## What you need to do
Copy out the full data exactly as given; pictures should not be included.

## Extracted entries
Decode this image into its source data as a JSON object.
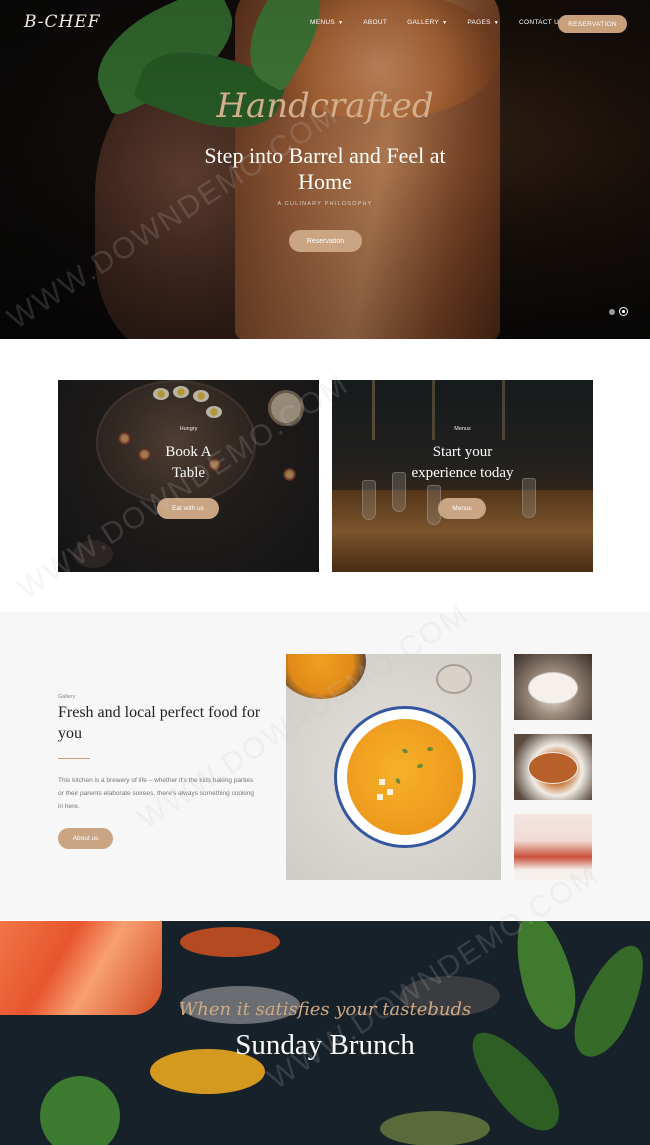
{
  "header": {
    "logo": "B-CHEF",
    "nav": [
      {
        "label": "MENUS",
        "dropdown": true
      },
      {
        "label": "ABOUT",
        "dropdown": false
      },
      {
        "label": "GALLERY",
        "dropdown": true
      },
      {
        "label": "PAGES",
        "dropdown": true
      },
      {
        "label": "CONTACT US",
        "dropdown": false
      }
    ],
    "reservation_button": "RESERVATION"
  },
  "hero": {
    "script": "Handcrafted",
    "title": "Step into Barrel and Feel at Home",
    "subtitle": "A CULINARY PHILOSOPHY",
    "button": "Reservation",
    "slides": 2,
    "active_slide": 2
  },
  "cards": [
    {
      "eyebrow": "Hungry",
      "title": "Book A Table",
      "button": "Eat with us"
    },
    {
      "eyebrow": "Menus",
      "title": "Start your experience today",
      "button": "Menus"
    }
  ],
  "about": {
    "eyebrow": "Gallery",
    "title": "Fresh and local perfect food for you",
    "text": "This kitchen is a brewery of life – whether it's the kids baking parties or their parents elaborate soirees, there's always something cooking in here.",
    "button": "About us"
  },
  "brunch": {
    "script": "When it satisfies your tastebuds",
    "title": "Sunday Brunch"
  },
  "watermark": "WWW.DOWNDEMO.COM",
  "colors": {
    "accent": "#c9a584",
    "hero_script": "#d2ae8c",
    "about_background": "#f7f7f7",
    "brunch_background": "#172129"
  }
}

## Solution below
Decode this image into its source data as a JSON object.
{
  "header": {
    "logo": "B-CHEF",
    "nav": [
      {
        "label": "MENUS",
        "dropdown": true
      },
      {
        "label": "ABOUT",
        "dropdown": false
      },
      {
        "label": "GALLERY",
        "dropdown": true
      },
      {
        "label": "PAGES",
        "dropdown": true
      },
      {
        "label": "CONTACT US",
        "dropdown": false
      }
    ],
    "reservation_button": "RESERVATION"
  },
  "hero": {
    "script": "Handcrafted",
    "title": "Step into Barrel and Feel at Home",
    "subtitle": "A CULINARY PHILOSOPHY",
    "button": "Reservation",
    "slides": 2,
    "active_slide": 2
  },
  "cards": [
    {
      "eyebrow": "Hungry",
      "title": "Book A Table",
      "button": "Eat with us"
    },
    {
      "eyebrow": "Menus",
      "title": "Start your experience today",
      "button": "Menus"
    }
  ],
  "about": {
    "eyebrow": "Gallery",
    "title": "Fresh and local perfect food for you",
    "text": "This kitchen is a brewery of life – whether it's the kids baking parties or their parents elaborate soirees, there's always something cooking in here.",
    "button": "About us"
  },
  "brunch": {
    "script": "When it satisfies your tastebuds",
    "title": "Sunday Brunch"
  },
  "watermark": "WWW.DOWNDEMO.COM",
  "colors": {
    "accent": "#c9a584",
    "hero_script": "#d2ae8c",
    "about_background": "#f7f7f7",
    "brunch_background": "#172129"
  }
}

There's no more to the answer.